§ Exercise aim
Only the number is needed: count the lines below that hold the string "config".

═════ Record extracts ═════

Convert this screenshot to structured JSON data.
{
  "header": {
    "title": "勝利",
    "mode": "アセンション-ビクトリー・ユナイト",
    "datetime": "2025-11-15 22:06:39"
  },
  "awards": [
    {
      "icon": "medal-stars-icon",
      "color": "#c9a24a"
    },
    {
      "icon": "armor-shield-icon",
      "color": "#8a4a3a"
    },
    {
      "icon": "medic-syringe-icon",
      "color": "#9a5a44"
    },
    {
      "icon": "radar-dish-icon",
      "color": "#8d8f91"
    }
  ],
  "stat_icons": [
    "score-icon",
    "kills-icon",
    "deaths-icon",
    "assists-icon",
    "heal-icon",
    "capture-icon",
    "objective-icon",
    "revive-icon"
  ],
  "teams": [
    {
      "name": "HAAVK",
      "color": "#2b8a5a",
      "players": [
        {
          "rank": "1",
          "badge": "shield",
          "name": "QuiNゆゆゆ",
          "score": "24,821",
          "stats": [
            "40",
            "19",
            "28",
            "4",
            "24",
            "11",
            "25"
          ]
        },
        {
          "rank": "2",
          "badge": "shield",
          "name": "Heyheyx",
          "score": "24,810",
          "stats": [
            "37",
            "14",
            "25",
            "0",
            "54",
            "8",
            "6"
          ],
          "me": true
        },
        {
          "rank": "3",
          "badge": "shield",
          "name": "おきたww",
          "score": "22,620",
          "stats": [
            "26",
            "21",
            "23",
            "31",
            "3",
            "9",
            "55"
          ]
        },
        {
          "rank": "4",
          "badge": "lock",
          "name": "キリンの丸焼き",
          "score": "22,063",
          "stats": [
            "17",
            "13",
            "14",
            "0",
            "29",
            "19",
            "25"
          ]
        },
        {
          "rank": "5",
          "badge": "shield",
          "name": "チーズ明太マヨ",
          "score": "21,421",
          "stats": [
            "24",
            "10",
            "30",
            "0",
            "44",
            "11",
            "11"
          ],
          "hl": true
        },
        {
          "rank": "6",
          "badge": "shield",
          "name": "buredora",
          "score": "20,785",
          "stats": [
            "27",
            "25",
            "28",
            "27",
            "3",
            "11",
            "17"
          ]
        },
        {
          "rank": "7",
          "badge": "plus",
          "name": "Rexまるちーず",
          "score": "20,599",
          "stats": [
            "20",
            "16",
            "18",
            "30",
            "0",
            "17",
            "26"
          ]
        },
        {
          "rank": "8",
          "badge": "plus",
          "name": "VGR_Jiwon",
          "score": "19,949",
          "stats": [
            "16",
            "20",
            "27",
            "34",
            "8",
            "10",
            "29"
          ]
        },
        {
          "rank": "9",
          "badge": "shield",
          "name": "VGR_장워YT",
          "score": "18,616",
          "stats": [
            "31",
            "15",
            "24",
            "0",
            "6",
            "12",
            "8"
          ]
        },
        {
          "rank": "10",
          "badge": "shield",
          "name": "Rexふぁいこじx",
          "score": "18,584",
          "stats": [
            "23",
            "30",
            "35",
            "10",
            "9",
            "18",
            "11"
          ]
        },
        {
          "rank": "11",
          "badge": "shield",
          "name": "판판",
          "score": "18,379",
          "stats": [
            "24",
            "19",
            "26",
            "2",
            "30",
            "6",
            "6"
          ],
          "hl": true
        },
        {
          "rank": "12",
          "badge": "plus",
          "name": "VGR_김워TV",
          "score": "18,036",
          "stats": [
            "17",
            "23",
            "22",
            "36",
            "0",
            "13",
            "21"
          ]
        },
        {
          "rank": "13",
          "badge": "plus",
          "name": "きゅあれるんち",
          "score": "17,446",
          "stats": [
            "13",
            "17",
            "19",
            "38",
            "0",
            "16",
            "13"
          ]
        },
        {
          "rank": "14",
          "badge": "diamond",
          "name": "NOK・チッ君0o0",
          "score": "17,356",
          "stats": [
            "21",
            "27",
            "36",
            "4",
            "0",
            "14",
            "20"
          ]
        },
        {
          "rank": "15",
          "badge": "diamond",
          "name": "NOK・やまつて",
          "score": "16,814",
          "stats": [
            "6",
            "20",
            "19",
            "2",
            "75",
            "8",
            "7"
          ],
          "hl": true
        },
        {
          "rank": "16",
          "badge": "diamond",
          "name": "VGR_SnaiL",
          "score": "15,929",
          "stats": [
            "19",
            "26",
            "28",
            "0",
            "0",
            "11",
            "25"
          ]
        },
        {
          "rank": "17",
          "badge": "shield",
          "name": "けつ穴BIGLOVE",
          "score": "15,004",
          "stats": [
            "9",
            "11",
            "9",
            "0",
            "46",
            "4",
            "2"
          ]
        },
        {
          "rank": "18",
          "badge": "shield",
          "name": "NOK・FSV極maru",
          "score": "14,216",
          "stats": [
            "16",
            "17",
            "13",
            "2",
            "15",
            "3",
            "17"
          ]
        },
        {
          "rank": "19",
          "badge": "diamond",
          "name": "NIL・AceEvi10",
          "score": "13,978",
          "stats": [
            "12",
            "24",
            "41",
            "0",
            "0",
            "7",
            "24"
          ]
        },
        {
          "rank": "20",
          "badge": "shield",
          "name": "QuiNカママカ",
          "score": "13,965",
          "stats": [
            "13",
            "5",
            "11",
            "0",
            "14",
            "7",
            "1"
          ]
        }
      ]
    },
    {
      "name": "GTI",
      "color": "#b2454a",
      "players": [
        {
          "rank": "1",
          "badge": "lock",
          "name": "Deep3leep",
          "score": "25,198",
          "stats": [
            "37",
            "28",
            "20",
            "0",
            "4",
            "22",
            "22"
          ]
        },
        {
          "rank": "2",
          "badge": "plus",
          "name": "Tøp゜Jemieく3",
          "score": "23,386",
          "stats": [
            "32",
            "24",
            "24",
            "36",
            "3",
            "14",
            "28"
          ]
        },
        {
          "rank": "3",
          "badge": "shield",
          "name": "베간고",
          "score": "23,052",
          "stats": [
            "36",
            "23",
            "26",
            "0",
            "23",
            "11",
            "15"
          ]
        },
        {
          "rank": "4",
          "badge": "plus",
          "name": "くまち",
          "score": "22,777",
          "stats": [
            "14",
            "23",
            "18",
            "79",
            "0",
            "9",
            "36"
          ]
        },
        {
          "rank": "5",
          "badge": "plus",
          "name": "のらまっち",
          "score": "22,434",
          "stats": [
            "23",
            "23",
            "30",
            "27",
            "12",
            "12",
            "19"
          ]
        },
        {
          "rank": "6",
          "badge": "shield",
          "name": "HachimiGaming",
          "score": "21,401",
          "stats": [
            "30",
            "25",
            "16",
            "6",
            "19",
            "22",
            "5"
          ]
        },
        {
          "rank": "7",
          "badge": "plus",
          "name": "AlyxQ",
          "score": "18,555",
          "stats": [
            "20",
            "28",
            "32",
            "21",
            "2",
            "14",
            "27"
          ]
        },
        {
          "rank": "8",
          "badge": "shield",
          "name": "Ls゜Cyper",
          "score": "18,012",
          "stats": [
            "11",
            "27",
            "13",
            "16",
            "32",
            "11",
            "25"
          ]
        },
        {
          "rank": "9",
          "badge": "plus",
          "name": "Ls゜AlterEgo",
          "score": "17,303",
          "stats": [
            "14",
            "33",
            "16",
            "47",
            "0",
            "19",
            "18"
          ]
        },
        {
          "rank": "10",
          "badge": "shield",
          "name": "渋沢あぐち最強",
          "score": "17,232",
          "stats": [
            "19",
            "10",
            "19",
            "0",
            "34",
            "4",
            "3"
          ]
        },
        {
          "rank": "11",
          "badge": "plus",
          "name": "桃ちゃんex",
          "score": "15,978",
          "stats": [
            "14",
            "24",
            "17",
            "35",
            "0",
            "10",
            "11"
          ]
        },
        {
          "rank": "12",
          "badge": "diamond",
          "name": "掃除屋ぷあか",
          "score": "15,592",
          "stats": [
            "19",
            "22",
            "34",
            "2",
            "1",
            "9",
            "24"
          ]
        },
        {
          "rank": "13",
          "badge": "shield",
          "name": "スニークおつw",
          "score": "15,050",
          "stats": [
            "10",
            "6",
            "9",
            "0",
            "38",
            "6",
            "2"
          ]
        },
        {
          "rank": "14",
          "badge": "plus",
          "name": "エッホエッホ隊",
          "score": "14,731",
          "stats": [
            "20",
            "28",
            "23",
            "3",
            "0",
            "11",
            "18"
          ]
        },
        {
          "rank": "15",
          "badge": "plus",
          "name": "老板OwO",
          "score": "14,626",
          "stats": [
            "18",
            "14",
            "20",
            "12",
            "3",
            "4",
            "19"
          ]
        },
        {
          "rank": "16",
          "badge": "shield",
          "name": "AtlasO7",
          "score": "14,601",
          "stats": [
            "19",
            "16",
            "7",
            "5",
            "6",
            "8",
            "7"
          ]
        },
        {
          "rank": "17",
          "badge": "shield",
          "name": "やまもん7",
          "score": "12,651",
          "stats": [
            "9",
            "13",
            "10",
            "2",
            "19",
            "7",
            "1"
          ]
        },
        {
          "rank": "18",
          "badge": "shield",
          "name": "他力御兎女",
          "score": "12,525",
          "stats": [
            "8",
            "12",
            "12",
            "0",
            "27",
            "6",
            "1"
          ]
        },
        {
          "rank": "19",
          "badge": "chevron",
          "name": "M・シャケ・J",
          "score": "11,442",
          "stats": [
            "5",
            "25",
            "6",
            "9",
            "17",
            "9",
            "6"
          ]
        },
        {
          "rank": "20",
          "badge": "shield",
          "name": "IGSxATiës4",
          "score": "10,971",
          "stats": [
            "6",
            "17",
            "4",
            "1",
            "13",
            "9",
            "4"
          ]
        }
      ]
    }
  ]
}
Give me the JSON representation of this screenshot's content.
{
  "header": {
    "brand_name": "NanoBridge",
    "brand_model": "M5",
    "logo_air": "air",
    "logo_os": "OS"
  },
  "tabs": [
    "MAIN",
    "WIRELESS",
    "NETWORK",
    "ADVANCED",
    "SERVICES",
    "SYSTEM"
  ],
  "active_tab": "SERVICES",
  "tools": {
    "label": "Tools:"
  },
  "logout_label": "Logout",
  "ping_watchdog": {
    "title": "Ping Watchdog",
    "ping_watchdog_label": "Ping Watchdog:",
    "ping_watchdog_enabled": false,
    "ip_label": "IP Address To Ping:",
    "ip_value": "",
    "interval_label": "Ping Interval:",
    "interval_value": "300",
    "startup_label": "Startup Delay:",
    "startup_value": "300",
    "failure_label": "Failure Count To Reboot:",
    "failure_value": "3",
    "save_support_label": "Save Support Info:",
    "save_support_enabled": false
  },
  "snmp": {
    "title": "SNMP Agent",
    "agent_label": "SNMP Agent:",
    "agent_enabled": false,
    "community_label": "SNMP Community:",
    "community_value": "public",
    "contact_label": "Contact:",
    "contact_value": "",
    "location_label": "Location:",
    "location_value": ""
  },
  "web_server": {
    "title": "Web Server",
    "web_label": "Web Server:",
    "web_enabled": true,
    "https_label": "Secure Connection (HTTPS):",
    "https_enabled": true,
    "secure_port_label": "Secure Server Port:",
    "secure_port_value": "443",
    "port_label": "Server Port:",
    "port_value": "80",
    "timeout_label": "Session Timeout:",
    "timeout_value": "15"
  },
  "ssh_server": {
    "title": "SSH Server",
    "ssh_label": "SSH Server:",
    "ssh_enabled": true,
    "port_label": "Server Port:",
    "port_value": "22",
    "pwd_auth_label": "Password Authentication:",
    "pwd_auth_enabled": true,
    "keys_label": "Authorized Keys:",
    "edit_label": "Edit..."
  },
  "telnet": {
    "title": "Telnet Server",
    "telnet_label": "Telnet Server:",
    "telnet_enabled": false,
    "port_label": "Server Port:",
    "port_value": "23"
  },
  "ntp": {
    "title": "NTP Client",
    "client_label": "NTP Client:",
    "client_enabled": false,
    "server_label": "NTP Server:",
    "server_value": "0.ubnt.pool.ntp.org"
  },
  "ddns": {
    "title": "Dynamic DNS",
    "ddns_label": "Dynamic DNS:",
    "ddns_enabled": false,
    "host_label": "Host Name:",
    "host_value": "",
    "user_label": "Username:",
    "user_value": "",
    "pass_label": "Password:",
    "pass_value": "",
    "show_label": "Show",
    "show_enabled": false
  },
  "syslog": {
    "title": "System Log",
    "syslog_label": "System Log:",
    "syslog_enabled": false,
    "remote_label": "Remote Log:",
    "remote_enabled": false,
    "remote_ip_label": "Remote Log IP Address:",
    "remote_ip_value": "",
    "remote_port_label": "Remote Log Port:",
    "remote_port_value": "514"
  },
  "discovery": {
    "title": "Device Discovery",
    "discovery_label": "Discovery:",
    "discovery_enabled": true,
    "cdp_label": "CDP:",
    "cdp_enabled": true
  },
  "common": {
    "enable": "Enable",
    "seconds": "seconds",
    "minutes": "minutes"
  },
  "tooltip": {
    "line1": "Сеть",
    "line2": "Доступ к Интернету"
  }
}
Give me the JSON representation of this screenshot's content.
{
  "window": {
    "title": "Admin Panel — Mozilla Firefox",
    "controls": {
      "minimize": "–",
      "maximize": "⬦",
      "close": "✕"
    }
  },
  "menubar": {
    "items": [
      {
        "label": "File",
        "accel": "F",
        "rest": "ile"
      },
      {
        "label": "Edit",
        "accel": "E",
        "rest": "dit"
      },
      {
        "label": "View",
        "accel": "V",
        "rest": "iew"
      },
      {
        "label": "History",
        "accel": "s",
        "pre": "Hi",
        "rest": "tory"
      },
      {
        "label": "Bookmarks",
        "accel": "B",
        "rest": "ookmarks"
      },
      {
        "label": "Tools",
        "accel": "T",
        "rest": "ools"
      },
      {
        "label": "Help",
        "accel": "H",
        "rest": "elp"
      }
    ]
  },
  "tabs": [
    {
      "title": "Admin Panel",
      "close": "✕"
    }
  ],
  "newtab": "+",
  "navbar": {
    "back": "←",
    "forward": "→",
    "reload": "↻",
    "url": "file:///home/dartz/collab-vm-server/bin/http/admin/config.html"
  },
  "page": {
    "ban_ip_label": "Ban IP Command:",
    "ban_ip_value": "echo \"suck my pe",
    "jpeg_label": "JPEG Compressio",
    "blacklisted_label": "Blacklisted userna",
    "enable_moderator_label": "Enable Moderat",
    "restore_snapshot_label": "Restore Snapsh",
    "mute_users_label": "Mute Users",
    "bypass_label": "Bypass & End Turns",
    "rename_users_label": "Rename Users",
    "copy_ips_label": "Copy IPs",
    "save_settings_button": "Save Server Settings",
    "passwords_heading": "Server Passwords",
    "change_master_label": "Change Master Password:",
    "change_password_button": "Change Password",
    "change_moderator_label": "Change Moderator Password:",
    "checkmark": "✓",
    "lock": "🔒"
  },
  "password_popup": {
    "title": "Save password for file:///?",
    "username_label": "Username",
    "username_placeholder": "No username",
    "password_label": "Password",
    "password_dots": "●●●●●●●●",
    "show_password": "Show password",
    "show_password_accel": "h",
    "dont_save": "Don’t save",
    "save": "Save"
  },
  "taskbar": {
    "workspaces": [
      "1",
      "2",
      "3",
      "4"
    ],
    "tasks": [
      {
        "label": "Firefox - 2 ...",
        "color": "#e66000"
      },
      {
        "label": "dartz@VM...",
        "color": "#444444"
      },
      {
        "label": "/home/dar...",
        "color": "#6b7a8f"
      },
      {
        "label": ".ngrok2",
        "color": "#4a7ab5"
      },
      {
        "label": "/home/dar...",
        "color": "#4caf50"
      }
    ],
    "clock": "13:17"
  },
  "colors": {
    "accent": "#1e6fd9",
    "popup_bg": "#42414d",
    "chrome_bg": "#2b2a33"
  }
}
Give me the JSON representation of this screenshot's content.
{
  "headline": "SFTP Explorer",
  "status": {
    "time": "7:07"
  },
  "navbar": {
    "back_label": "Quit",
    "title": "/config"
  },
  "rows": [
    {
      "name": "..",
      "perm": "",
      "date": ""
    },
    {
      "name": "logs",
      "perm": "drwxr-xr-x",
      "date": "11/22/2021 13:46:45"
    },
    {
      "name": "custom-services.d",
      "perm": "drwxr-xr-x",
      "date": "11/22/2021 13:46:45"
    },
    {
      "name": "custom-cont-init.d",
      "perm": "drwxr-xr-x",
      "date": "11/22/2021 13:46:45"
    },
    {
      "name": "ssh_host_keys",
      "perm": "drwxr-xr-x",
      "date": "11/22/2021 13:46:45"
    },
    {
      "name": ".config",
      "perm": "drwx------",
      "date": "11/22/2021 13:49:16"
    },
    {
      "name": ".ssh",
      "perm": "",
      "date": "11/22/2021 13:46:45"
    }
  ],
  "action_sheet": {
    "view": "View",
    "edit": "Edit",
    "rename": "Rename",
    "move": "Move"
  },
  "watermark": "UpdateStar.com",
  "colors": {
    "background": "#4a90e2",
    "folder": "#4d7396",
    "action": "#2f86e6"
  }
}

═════

§ Response to the exercise
3